Written by Lindsay Mitchell, “Armageddon” had the opening verse describe Elvis Presley fans who believed he faked his death on August 16, 1977, to get out of the public spotlight. They didn’t seem to care about what the news had to say about his death and funeral. The hype that spawned around Presley’s fate served as a source of inspiration to write a dramatic rock song about the rumored “end times.”
The infamous red phone which was often portrayed in movies and television as a symbol of communication during the Cold War that existed between Russia and the USA was also referenced in the song. Agreed by a multitude of fans, “Armageddon” was a song that didn’t receive nearly as much attention it deserved when it was first released as a single. Today, it’s regarded as one of Prism’s signature songs, along with “Spaceship Superstar,” “Take Me to the Kaptin,” and “Don’t Let Him Know.”
#1 – Hey Hey, My My (Into the Black) (performed by Neil Young)
“Hey Hey, My My (Into the Black)” was the iconic classic rock number from Neil Young that came from his 1979 album Rust Never Sleeps.

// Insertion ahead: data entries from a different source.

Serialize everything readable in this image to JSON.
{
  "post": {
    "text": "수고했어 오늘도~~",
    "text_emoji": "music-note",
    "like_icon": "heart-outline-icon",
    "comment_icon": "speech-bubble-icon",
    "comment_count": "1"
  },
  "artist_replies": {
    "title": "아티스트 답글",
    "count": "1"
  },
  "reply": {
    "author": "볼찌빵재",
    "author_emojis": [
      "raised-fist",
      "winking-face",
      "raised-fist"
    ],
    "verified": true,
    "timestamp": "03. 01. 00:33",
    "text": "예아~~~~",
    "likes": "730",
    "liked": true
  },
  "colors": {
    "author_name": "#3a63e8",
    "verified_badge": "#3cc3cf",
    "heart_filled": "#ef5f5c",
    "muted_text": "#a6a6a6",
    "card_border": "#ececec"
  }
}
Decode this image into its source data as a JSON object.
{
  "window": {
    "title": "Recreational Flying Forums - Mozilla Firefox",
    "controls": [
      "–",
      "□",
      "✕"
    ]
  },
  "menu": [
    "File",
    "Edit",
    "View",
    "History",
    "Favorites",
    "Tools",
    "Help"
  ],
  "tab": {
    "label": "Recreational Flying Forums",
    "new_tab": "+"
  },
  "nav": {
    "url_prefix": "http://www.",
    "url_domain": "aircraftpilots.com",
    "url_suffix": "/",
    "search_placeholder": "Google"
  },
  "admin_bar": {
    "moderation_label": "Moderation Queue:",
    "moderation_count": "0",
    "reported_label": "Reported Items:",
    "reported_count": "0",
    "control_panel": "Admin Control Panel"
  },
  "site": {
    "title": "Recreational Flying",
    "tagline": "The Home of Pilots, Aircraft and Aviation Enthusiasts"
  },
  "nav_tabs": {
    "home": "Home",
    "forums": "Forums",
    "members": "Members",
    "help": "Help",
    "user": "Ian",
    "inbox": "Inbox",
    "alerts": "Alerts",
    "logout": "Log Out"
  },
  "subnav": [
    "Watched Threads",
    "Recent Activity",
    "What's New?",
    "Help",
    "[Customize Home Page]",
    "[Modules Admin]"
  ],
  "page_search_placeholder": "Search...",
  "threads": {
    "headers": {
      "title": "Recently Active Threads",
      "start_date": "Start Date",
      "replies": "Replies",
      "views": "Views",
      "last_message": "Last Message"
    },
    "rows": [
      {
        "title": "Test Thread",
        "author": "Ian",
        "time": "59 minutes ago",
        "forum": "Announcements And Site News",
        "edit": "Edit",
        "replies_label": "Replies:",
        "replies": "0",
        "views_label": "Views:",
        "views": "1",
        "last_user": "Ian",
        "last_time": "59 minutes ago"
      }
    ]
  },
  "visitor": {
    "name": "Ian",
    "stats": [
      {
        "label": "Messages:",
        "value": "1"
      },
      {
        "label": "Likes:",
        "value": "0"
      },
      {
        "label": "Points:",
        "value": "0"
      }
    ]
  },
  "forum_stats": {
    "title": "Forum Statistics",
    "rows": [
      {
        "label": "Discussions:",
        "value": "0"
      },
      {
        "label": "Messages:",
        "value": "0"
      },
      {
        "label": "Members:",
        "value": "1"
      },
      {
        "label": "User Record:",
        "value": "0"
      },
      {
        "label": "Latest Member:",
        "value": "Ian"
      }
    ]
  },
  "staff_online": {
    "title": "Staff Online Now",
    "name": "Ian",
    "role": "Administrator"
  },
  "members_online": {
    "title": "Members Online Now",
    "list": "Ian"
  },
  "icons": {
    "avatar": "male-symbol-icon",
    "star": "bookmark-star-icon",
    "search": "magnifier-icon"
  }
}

The collaboration Young had with the American punk band Devo influenced this song, as well as the best-selling record for one of Canada’s all-time greatest rock legends. The quote “Hey Hey, My My” became the album’s popular catchphrase while “rust never sleeps” was a slogan Young remembered as a former graphic artist. Although this classic fan favorite didn’t appear on any of the Canadian music charts during the year of its release, the popularity of “Hey Hey, My My (Into the Black)” rightfully earned its place as one of the greatest rock songs of all time. It’s been a favorite used in various movies and television programs, as well as covered by several world-class recording artists such as Rick Derringer and Oasis.
The legacy of “Hey Hey, My My (Into the Black)” is as dynamic as Neil Young’s musical career. Since making his debut in 1963, Neil Young had been a tremendous influence in the music industry worldwide. He began his career in Winnipeg, Manitoba, before moving to Los Angeles to join Buffalo Springfield. As soon as he went solo, Neil Young often performed with Crazy Horse. Together, they brought forth Rust Never Sleeps, an album that became certified platinum with the RIAA, as well as gold in Australia, and silver in the UK. “Hey Hey, My My (Into the Black)” has become so much more than just a great song to finish off the 1970s decade. It is a legend.
Top 10 Canadian Rock Songs of 1979 article published on Classic RockHistory.com© 2023
Classicrockhistory.com claims ownership of all its original content and Intellectual property under United States Copyright laws and those of all other foreign countries. No one person, business, or organization is allowed to re-publish any of our original content anywhere on the web or in print without our permission. All photos used are either public domain creative commons photos or licensed officially from Shutterstock under license with ClassicRockHistory.com. All photo credits have been placed at the end of the article. Album Cover Photos are affiliate links and the property of Amazon and are stored on the Amazon server. Any theft of our content will be met with swift legal action against the infringing websites.